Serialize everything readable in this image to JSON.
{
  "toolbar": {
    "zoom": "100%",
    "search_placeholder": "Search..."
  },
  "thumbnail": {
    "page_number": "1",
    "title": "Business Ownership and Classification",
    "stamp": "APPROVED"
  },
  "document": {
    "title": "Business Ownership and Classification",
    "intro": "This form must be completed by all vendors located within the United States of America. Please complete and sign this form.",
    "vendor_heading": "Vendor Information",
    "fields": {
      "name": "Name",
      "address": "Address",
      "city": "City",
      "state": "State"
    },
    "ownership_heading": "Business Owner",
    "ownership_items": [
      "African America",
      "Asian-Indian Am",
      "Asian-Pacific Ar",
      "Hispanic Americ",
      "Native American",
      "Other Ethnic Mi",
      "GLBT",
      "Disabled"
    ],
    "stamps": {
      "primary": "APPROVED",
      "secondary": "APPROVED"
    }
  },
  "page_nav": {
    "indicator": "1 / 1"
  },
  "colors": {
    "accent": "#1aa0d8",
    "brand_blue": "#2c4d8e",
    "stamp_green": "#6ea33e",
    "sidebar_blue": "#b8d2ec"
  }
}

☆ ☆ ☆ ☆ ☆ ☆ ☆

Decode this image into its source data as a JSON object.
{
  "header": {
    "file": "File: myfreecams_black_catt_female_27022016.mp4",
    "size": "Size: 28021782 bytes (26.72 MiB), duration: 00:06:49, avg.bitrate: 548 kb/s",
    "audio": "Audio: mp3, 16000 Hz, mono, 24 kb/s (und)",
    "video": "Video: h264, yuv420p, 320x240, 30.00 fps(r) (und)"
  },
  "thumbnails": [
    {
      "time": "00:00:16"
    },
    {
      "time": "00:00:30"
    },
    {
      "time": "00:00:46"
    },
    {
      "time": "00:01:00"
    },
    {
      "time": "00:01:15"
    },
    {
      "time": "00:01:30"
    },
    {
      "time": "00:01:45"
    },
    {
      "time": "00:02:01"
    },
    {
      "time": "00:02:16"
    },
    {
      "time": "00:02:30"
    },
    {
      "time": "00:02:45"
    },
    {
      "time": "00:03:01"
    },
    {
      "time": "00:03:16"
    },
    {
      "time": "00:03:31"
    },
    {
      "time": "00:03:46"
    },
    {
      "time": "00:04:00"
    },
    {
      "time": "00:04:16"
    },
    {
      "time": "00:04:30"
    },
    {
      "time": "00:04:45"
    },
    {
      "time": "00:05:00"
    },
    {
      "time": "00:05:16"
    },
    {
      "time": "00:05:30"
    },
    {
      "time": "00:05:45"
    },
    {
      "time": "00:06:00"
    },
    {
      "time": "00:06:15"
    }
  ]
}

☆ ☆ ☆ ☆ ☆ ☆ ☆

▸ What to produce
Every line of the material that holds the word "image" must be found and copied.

▸ Exercise result
Serialize everything readable in this image to JSON.
Decode this image into its source data as a JSON object.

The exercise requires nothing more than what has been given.